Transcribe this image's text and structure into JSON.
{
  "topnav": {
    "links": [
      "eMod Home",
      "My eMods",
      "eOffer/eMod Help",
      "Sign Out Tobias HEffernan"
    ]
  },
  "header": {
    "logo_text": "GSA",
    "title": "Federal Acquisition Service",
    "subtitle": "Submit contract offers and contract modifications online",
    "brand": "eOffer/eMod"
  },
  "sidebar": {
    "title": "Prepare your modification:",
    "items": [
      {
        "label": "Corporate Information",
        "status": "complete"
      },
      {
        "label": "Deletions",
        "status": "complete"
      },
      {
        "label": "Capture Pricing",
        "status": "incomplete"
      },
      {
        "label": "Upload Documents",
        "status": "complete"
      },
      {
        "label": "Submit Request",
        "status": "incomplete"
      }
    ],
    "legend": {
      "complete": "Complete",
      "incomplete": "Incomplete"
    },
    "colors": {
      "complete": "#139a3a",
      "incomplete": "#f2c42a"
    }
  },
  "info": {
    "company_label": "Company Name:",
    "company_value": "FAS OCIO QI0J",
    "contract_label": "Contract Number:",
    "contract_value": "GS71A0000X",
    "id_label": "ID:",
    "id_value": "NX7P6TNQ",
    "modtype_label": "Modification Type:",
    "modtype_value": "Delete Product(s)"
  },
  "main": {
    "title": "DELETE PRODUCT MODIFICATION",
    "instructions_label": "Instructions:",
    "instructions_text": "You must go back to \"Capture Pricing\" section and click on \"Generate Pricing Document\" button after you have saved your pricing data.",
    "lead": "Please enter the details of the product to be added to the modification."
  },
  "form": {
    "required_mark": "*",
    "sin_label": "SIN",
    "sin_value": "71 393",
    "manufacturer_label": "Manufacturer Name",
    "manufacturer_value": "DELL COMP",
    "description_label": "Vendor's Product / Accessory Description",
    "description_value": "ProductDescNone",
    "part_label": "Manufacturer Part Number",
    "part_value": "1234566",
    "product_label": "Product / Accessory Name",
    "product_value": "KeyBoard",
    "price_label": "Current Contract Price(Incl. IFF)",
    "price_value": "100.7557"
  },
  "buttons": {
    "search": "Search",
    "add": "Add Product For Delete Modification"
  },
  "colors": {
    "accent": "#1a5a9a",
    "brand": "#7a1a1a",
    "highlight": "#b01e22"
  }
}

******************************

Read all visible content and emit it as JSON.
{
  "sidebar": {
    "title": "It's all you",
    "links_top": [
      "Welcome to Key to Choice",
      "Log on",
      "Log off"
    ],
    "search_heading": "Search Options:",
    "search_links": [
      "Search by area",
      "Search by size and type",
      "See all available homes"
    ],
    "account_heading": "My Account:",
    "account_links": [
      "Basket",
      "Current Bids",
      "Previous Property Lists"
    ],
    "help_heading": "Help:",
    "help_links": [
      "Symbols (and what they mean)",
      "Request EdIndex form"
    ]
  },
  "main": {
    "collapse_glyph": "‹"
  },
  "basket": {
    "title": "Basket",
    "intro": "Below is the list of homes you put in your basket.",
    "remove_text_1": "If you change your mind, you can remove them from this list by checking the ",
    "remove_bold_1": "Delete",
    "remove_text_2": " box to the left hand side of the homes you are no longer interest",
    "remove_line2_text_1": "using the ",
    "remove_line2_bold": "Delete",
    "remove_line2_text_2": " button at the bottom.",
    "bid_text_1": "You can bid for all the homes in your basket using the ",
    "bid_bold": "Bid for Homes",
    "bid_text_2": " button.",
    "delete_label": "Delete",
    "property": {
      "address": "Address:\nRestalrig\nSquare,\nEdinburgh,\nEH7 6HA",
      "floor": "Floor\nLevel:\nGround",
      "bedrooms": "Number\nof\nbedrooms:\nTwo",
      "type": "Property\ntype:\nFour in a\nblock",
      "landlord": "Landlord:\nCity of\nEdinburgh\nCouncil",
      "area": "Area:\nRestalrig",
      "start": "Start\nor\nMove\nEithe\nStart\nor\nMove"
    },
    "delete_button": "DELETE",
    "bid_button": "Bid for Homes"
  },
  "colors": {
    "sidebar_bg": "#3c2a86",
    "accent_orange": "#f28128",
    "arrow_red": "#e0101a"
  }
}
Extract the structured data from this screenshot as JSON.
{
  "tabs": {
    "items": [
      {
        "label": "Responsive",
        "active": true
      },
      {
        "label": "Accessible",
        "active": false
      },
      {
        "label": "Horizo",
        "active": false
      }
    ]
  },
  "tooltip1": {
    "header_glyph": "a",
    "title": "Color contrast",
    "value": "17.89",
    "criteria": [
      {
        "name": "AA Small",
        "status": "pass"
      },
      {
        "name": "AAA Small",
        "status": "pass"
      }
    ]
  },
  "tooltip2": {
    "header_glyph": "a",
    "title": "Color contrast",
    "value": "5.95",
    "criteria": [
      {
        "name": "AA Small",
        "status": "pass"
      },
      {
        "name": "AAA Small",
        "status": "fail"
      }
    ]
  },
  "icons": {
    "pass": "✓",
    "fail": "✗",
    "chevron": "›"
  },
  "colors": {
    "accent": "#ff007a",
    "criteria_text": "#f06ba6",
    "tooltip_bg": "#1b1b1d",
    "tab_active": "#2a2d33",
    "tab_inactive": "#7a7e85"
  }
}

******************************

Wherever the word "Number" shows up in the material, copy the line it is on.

▸ Problem solution:
    "contract_label": "Contract Number:",
    "part_label": "Manufacturer Part Number",
      "bedrooms": "Number\nof\nbedrooms:\nTwo",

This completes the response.